> **TASK STATEMENT**: Return only the count of lines in the listing below where the word "wdiw" appears.

== == ==

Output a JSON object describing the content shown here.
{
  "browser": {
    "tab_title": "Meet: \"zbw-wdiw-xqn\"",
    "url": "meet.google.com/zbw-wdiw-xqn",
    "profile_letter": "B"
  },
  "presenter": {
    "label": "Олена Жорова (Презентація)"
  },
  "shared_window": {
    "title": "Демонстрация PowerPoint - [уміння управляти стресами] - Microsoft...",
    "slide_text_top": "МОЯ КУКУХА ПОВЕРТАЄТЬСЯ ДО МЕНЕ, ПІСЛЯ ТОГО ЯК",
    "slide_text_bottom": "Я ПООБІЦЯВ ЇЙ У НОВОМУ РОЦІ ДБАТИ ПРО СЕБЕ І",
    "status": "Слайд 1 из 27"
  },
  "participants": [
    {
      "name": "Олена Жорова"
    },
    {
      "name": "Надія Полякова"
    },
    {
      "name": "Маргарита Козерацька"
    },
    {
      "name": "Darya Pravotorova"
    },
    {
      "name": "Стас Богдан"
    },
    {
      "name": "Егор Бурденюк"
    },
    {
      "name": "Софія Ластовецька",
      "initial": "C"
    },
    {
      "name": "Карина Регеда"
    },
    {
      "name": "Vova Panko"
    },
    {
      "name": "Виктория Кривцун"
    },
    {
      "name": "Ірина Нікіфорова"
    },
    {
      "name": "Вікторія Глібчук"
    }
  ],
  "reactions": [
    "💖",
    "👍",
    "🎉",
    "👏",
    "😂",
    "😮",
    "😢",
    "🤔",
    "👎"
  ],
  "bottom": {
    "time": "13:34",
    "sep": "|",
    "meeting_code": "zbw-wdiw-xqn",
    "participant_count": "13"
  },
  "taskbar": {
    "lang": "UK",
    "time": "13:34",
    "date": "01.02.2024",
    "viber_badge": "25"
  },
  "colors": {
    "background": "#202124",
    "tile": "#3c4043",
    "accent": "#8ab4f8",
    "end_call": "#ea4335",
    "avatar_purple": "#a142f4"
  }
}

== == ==

> **RESPONSE FOR THIS EXERCISE**: 3